|Car length||DM 52 ft 2 5⁄16 in (15.91 m)|
NDM 51 ft 2 13⁄16 in (15.62 m)
T 51 ft 2 13⁄16 in (15.62 m)
|Width||8 ft 6 1⁄4 in (2.597 m)|
|Height||9 ft 5 1⁄2 in (2.883 m)|
|Weight||DM 26.62 long tons (27.05 t; 29.81 short tons)|
NDM 24.28 long tons (24.67 t; 27.19 short tons)
T 20.67 long tons (21.00 t; 23.15 short tons)
|Stock type||Deep-level tube|
|London transport portal|
The 1959 Tube Stock was a type of London Underground tube train constructed in the late 1950s. They were intended for use on the Piccadilly line, but also saw use on several other tube lines. It was the first production (not prototype) tube stock to have unpainted aluminium alloy bodywork.

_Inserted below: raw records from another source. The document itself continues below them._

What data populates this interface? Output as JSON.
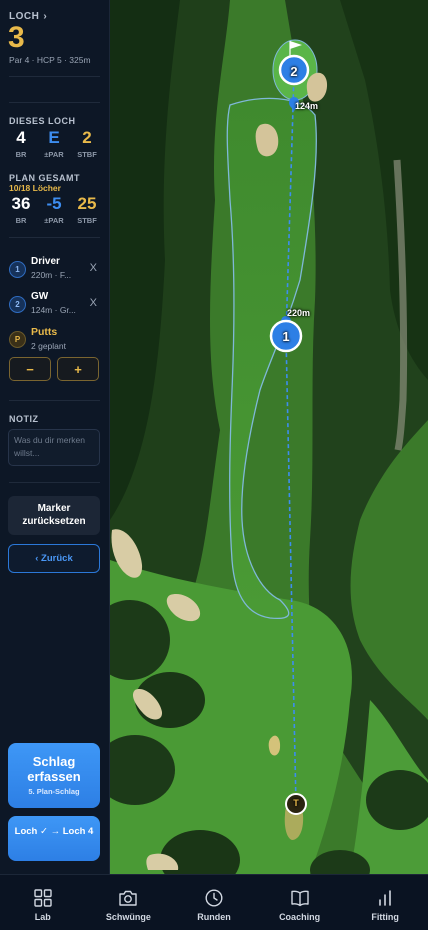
{
  "hole": {
    "label": "LOCH",
    "number": "3",
    "meta": "Par 4 · HCP 5 · 325m"
  },
  "this_hole": {
    "title": "DIESES LOCH",
    "stats": [
      {
        "value": "4",
        "label": "BR",
        "color": "#ffffff"
      },
      {
        "value": "E",
        "label": "±PAR",
        "color": "#3d8df0"
      },
      {
        "value": "2",
        "label": "STBF",
        "color": "#e8b94a"
      }
    ]
  },
  "plan_total": {
    "title": "PLAN GESAMT",
    "subtitle": "10/18 Löcher",
    "stats": [
      {
        "value": "36",
        "label": "BR",
        "color": "#ffffff"
      },
      {
        "value": "-5",
        "label": "±PAR",
        "color": "#3d8df0"
      },
      {
        "value": "25",
        "label": "STBF",
        "color": "#e8b94a"
      }
    ]
  },
  "plan_shots": [
    {
      "badge": "1",
      "club": "Driver",
      "info": "220m · F...",
      "remove": "X"
    },
    {
      "badge": "2",
      "club": "GW",
      "info": "124m · Gr...",
      "remove": "X"
    }
  ],
  "putts": {
    "badge": "P",
    "label": "Putts",
    "info": "2 geplant",
    "minus": "−",
    "plus": "+"
  },
  "note": {
    "title": "NOTIZ",
    "placeholder": "Was du dir merken willst..."
  },
  "buttons": {
    "reset": "Marker zurücksetzen",
    "back": "‹ Zurück",
    "capture_title": "Schlag erfassen",
    "capture_sub": "5. Plan-Schlag",
    "next_hole": "Loch ✓ → Loch 4"
  },
  "map": {
    "markers": [
      {
        "id": "2",
        "distance": "124m"
      },
      {
        "id": "1",
        "distance": "220m"
      }
    ],
    "tee": "T",
    "colors": {
      "route": "#3d8df0",
      "marker": "#2d7fe5",
      "fairway_outline": "#7fb8d8",
      "tee": "#e8b94a"
    }
  },
  "bottom_nav": [
    {
      "label": "Lab",
      "icon": "grid-icon"
    },
    {
      "label": "Schwünge",
      "icon": "camera-icon"
    },
    {
      "label": "Runden",
      "icon": "clock-icon"
    },
    {
      "label": "Coaching",
      "icon": "book-icon"
    },
    {
      "label": "Fitting",
      "icon": "bar-chart-icon"
    }
  ]
}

The 1959 Stock was built by Metro-Cammell in Birmingham and were closely based on the prototype aluminium alloy bodied 1956 Stock. As with the 1956 stock, the DM cars seated 42, the NDM and T cars seated 40 each. It operated at various times on the Northern line, Bakerloo line, Central line and Piccadilly line. The units had a long career, with a few examples remaining in service until 2000, three years beyond their intended withdrawal date.
The 1959 Stock entered service on the Piccadilly line, but most units were drafted to the Central line because that line's "Standard stock" was becoming very unreliable. The Central line's version of the 1959 stock, the 1962 stock, later took over.

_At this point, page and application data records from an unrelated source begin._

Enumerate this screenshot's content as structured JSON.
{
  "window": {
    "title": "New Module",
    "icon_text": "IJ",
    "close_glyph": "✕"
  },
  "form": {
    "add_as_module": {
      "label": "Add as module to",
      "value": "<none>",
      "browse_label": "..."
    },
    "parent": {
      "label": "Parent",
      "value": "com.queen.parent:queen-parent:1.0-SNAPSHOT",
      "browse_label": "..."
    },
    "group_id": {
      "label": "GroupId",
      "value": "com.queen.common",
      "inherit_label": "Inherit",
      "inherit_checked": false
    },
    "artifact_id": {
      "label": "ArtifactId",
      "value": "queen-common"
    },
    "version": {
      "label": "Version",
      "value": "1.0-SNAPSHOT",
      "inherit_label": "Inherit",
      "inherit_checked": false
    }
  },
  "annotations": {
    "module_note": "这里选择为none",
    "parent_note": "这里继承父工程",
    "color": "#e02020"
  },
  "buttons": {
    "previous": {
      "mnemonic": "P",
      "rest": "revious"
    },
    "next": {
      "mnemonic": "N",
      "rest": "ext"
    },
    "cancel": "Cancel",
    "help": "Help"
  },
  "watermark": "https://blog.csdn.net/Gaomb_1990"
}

Transfer from the Piccadilly line
The Piccadilly line extension to Heathrow, which opened in the late 1970s, coincided with the introduction of new 1973 Stock. Therefore, the 1959 Stock was transferred to the Northern line between 1975 and 1979, allowing the scrapping of the oldest 1938 Stock on that line. The 1959 Stock also saw service on the Bakerloo line from 1983-1989, again to facilitate withdrawal of 1938 Stock, before being replaced by the 1972 Mk2 Stock in 1989.
When new, the 1959 stock was seen as distinctive because of the clean 'silver' exterior. Over the years, however, the trains' unpainted exteriors became jaded and dirty. The blue and grey interiors dated quickly. Stylistically the 1959 stock looked worn, but without the aesthetic red and green charm or old-fashioned thirties ambience of the more celebrated 1938 stock.

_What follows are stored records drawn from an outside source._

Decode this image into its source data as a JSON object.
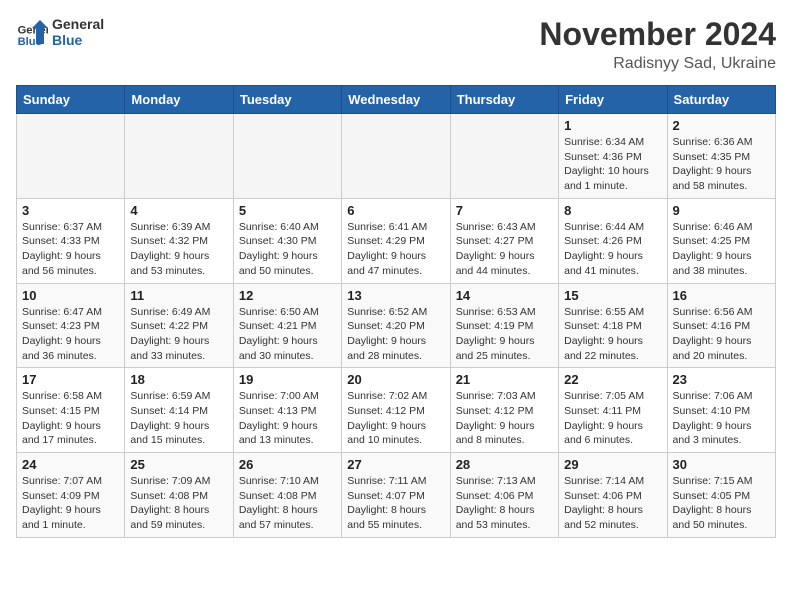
{
  "header": {
    "logo_line1": "General",
    "logo_line2": "Blue",
    "month_title": "November 2024",
    "subtitle": "Radisnyy Sad, Ukraine"
  },
  "weekdays": [
    "Sunday",
    "Monday",
    "Tuesday",
    "Wednesday",
    "Thursday",
    "Friday",
    "Saturday"
  ],
  "weeks": [
    [
      {
        "day": "",
        "info": ""
      },
      {
        "day": "",
        "info": ""
      },
      {
        "day": "",
        "info": ""
      },
      {
        "day": "",
        "info": ""
      },
      {
        "day": "",
        "info": ""
      },
      {
        "day": "1",
        "info": "Sunrise: 6:34 AM\nSunset: 4:36 PM\nDaylight: 10 hours\nand 1 minute."
      },
      {
        "day": "2",
        "info": "Sunrise: 6:36 AM\nSunset: 4:35 PM\nDaylight: 9 hours\nand 58 minutes."
      }
    ],
    [
      {
        "day": "3",
        "info": "Sunrise: 6:37 AM\nSunset: 4:33 PM\nDaylight: 9 hours\nand 56 minutes."
      },
      {
        "day": "4",
        "info": "Sunrise: 6:39 AM\nSunset: 4:32 PM\nDaylight: 9 hours\nand 53 minutes."
      },
      {
        "day": "5",
        "info": "Sunrise: 6:40 AM\nSunset: 4:30 PM\nDaylight: 9 hours\nand 50 minutes."
      },
      {
        "day": "6",
        "info": "Sunrise: 6:41 AM\nSunset: 4:29 PM\nDaylight: 9 hours\nand 47 minutes."
      },
      {
        "day": "7",
        "info": "Sunrise: 6:43 AM\nSunset: 4:27 PM\nDaylight: 9 hours\nand 44 minutes."
      },
      {
        "day": "8",
        "info": "Sunrise: 6:44 AM\nSunset: 4:26 PM\nDaylight: 9 hours\nand 41 minutes."
      },
      {
        "day": "9",
        "info": "Sunrise: 6:46 AM\nSunset: 4:25 PM\nDaylight: 9 hours\nand 38 minutes."
      }
    ],
    [
      {
        "day": "10",
        "info": "Sunrise: 6:47 AM\nSunset: 4:23 PM\nDaylight: 9 hours\nand 36 minutes."
      },
      {
        "day": "11",
        "info": "Sunrise: 6:49 AM\nSunset: 4:22 PM\nDaylight: 9 hours\nand 33 minutes."
      },
      {
        "day": "12",
        "info": "Sunrise: 6:50 AM\nSunset: 4:21 PM\nDaylight: 9 hours\nand 30 minutes."
      },
      {
        "day": "13",
        "info": "Sunrise: 6:52 AM\nSunset: 4:20 PM\nDaylight: 9 hours\nand 28 minutes."
      },
      {
        "day": "14",
        "info": "Sunrise: 6:53 AM\nSunset: 4:19 PM\nDaylight: 9 hours\nand 25 minutes."
      },
      {
        "day": "15",
        "info": "Sunrise: 6:55 AM\nSunset: 4:18 PM\nDaylight: 9 hours\nand 22 minutes."
      },
      {
        "day": "16",
        "info": "Sunrise: 6:56 AM\nSunset: 4:16 PM\nDaylight: 9 hours\nand 20 minutes."
      }
    ],
    [
      {
        "day": "17",
        "info": "Sunrise: 6:58 AM\nSunset: 4:15 PM\nDaylight: 9 hours\nand 17 minutes."
      },
      {
        "day": "18",
        "info": "Sunrise: 6:59 AM\nSunset: 4:14 PM\nDaylight: 9 hours\nand 15 minutes."
      },
      {
        "day": "19",
        "info": "Sunrise: 7:00 AM\nSunset: 4:13 PM\nDaylight: 9 hours\nand 13 minutes."
      },
      {
        "day": "20",
        "info": "Sunrise: 7:02 AM\nSunset: 4:12 PM\nDaylight: 9 hours\nand 10 minutes."
      },
      {
        "day": "21",
        "info": "Sunrise: 7:03 AM\nSunset: 4:12 PM\nDaylight: 9 hours\nand 8 minutes."
      },
      {
        "day": "22",
        "info": "Sunrise: 7:05 AM\nSunset: 4:11 PM\nDaylight: 9 hours\nand 6 minutes."
      },
      {
        "day": "23",
        "info": "Sunrise: 7:06 AM\nSunset: 4:10 PM\nDaylight: 9 hours\nand 3 minutes."
      }
    ],
    [
      {
        "day": "24",
        "info": "Sunrise: 7:07 AM\nSunset: 4:09 PM\nDaylight: 9 hours\nand 1 minute."
      },
      {
        "day": "25",
        "info": "Sunrise: 7:09 AM\nSunset: 4:08 PM\nDaylight: 8 hours\nand 59 minutes."
      },
      {
        "day": "26",
        "info": "Sunrise: 7:10 AM\nSunset: 4:08 PM\nDaylight: 8 hours\nand 57 minutes."
      },
      {
        "day": "27",
        "info": "Sunrise: 7:11 AM\nSunset: 4:07 PM\nDaylight: 8 hours\nand 55 minutes."
      },
      {
        "day": "28",
        "info": "Sunrise: 7:13 AM\nSunset: 4:06 PM\nDaylight: 8 hours\nand 53 minutes."
      },
      {
        "day": "29",
        "info": "Sunrise: 7:14 AM\nSunset: 4:06 PM\nDaylight: 8 hours\nand 52 minutes."
      },
      {
        "day": "30",
        "info": "Sunrise: 7:15 AM\nSunset: 4:05 PM\nDaylight: 8 hours\nand 50 minutes."
      }
    ]
  ]
}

By the mid-1990s, these units were getting old and were in need of works attention. By this time, all the remaining 1959 Stock was concentrated on the Northern line. Minor refurbishment of the stock took place, painting the blue/grey interiors white and replacing some of the seat moquettes. This was done in a haphazard manner, the white interiors becoming very dirty inside by 1998, and with a failure rate that had risen to 1 in 1,864 miles (3,000 kilometres), the 1959 Stock was in urgent need of replacement.
New trains in the form of 1995 Stock were built as replacements for both the 1959 stock and the 30 trains of 1972 stock also operating on the Northern line. Originally it had been planned to keep the 1972 stock running with the new trains, with the same extensive refurbishment as done to the 1972 stock on the Bakerloo line, but after one trial refurbishment of a Northern line 1972 stock carriage it was decided that it would be more cost-effective in the long run to have the line operated by one type of train only. Withdrawal of the 1959 Stock was a drawn-out affair, and when the last example was withdrawn on 27 January 2000, it was the only remaining tube train to be crewed with a motorman and a guard. One unit was repainted in "heritage" red and cream livery in 1990 to commemorate the line's 100th anniversary. One trailer forms part of the Central Line Sandite train, the other cars were the 1962 stock.
Several vehicles have been preserved, at various locations, including one complete 4-car unit (1304). The complete list is shown below.
- Media related to London Underground 1959 Stock at Wikimedia Commons
- London Transport Museum Photographic Archive